Fresh vegetables, baked goods and preserves grown and prepared at the hands of a Hutterite colony are drawing crowds in Black Diamond and Turner Valley every Saturday.
The Riverbend Colony near Mossleigh is hosting a weekly market, selling a wide selection of food at the Dr. Lander Memorial Swimming Pool parking lot in Turner Valley from 7:30 a.m. to 11:30 a.m. and the Black Diamond municipal office parking lot from noon to 4 p.m.
The market began June 20 and will run into September.
“For now we will try this and see how it works,” said Dennis Decker of the Riverbend Colony. “It’s a new market for us so we want to see how it goes.
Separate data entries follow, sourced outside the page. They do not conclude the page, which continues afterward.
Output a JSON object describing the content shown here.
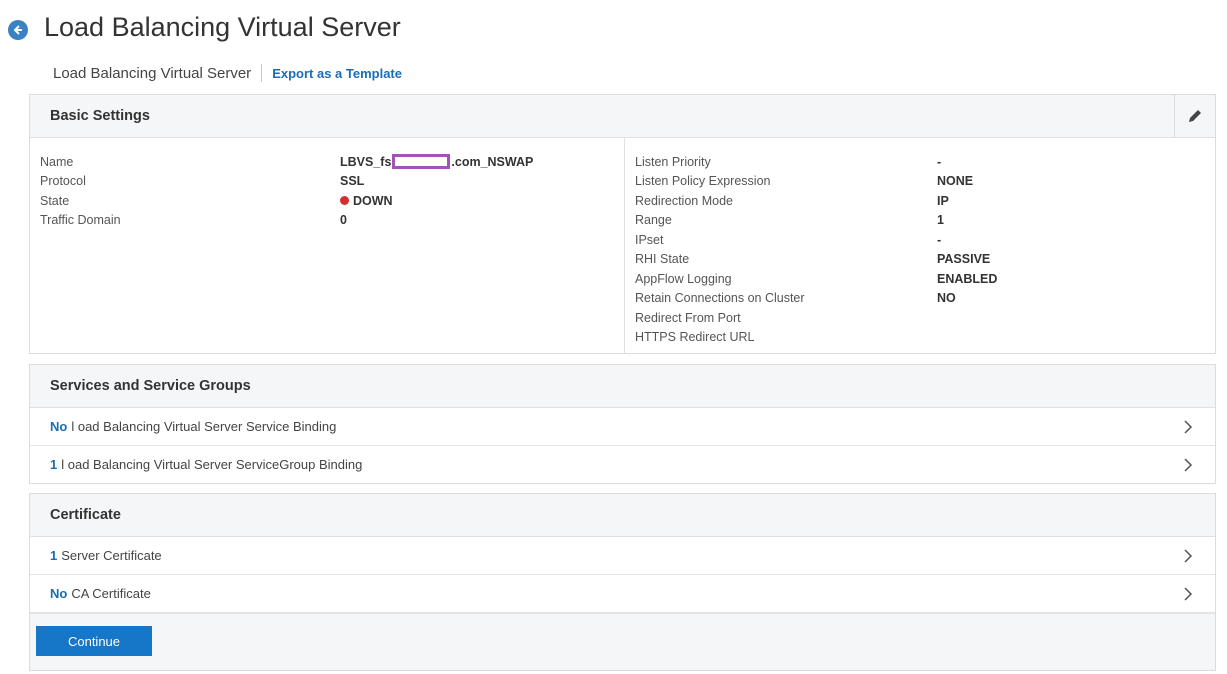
{
  "header": {
    "title": "Load Balancing Virtual Server"
  },
  "breadcrumb": {
    "title": "Load Balancing Virtual Server",
    "export_link": "Export as a Template"
  },
  "basic_settings": {
    "title": "Basic Settings",
    "left": [
      {
        "key": "Name",
        "value_prefix": "LBVS_fs",
        "value_suffix": ".com_NSWAP"
      },
      {
        "key": "Protocol",
        "value": "SSL"
      },
      {
        "key": "State",
        "value": "DOWN",
        "status_color": "#d22f2f"
      },
      {
        "key": "Traffic Domain",
        "value": "0"
      }
    ],
    "right": [
      {
        "key": "Listen Priority",
        "value": "-"
      },
      {
        "key": "Listen Policy Expression",
        "value": "NONE"
      },
      {
        "key": "Redirection Mode",
        "value": "IP"
      },
      {
        "key": "Range",
        "value": "1"
      },
      {
        "key": "IPset",
        "value": "-"
      },
      {
        "key": "RHI State",
        "value": "PASSIVE"
      },
      {
        "key": "AppFlow Logging",
        "value": "ENABLED"
      },
      {
        "key": "Retain Connections on Cluster",
        "value": "NO"
      },
      {
        "key": "Redirect From Port",
        "value": ""
      },
      {
        "key": "HTTPS Redirect URL",
        "value": ""
      }
    ]
  },
  "services": {
    "title": "Services and Service Groups",
    "rows": [
      {
        "count": "No",
        "label": "l oad Balancing Virtual Server Service Binding"
      },
      {
        "count": "1",
        "label": "l oad Balancing Virtual Server ServiceGroup Binding"
      }
    ]
  },
  "certificate": {
    "title": "Certificate",
    "rows": [
      {
        "count": "1",
        "label": "Server Certificate"
      },
      {
        "count": "No",
        "label": "CA Certificate"
      }
    ]
  },
  "actions": {
    "continue_label": "Continue"
  },
  "colors": {
    "accent": "#1677c9",
    "link": "#1a6db5",
    "redaction": "#a353b8"
  }
}
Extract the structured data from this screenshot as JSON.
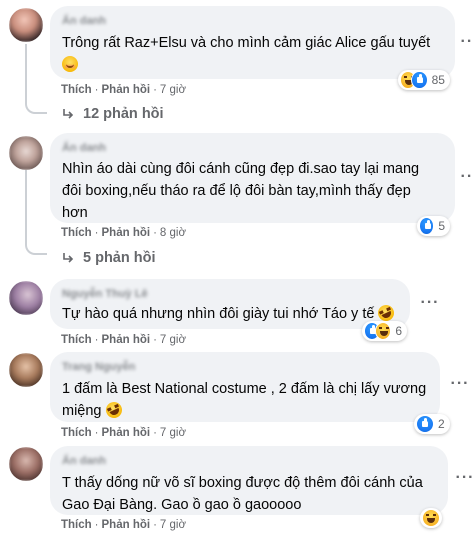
{
  "comments": [
    {
      "author": "Ẩn danh",
      "text": "Trông rất Raz+Elsu và cho mình cảm giác Alice gấu tuyết",
      "reaction_count": "85",
      "like_label": "Thích",
      "reply_label": "Phản hồi",
      "time": "7 giờ",
      "replies_label": "12 phản hồi"
    },
    {
      "author": "Ẩn danh",
      "text": "Nhìn áo dài cùng đôi cánh cũng đẹp đi.sao tay lại mang đôi boxing,nếu tháo ra để lộ đôi bàn tay,mình thấy đẹp hơn",
      "reaction_count": "5",
      "like_label": "Thích",
      "reply_label": "Phản hồi",
      "time": "8 giờ",
      "replies_label": "5 phản hồi"
    },
    {
      "author": "Nguyễn Thuỳ Lê",
      "text": "Tự hào quá nhưng nhìn đôi giày tui nhớ Táo y tế",
      "reaction_count": "6",
      "like_label": "Thích",
      "reply_label": "Phản hồi",
      "time": "7 giờ"
    },
    {
      "author": "Trang Nguyễn",
      "text": "1 đấm là Best National costume , 2 đấm là chị lấy vương miệng",
      "reaction_count": "2",
      "like_label": "Thích",
      "reply_label": "Phản hồi",
      "time": "7 giờ"
    },
    {
      "author": "Ẩn danh",
      "text": "T thấy dống nữ võ sĩ boxing được độ thêm đôi cánh của Gao Đại Bàng. Gao ồ gao ồ gaooooo",
      "reaction_count": "",
      "like_label": "Thích",
      "reply_label": "Phản hồi",
      "time": "7 giờ"
    }
  ],
  "separator": "·",
  "more_glyph": "···",
  "colors": {
    "bubble": "#f0f2f5",
    "secondary_text": "#65676b",
    "like_blue": "#1877f2",
    "haha_yellow": "#f7b125"
  },
  "icons": {
    "like": "like-reaction-icon",
    "haha": "haha-reaction-icon",
    "more": "more-options-icon",
    "reply_arrow": "reply-arrow-icon"
  }
}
This year will determine what we do next year.”
The Riverbend Colony brought the market to Turner Valley for the first time, but it’s not the first time the colony has sold vegetables in town.
Decker said his grandfather used to go door to door selling vegetables in the Foothills community.
“That was about 30 years ago,” he said.
Last spring, Decker called the town office in each community to get permission to host a market on Saturdays, and was given the green light.
“I’ll be here every weekend and sometimes I will have different helpers,” he said.
On June 27, Decker has the help of Sarah Gross and seven-year-old Sheldon Decker.
“Our vegetables are always fresh,” said Gross, beaming with pride. “Every week we have something different.”
Decker said the vegetables are typically picked on Fridays.
The colony also hosts a market at the Speargrass Golf Course near Carseland on Wednesdays and on the colony property regularly, which attracts people from the Mossleigh area.
The June 27 selection includes pickled beans, sweet pickles, pizza sauce, honey, eggs, cinnamon buns, buttered buns, bread, spinach, kale, green onions and beets.
Other items shoppers can expect throughout the season include pies, cookies, salsa, peas, carrots and corn on the cob, said Gross.
Decker said members of the colony began planting their vegetables in early May, getting a head start on the season.
“We plant as early as we can and cover our vegetables to protect them from the frost,” he said.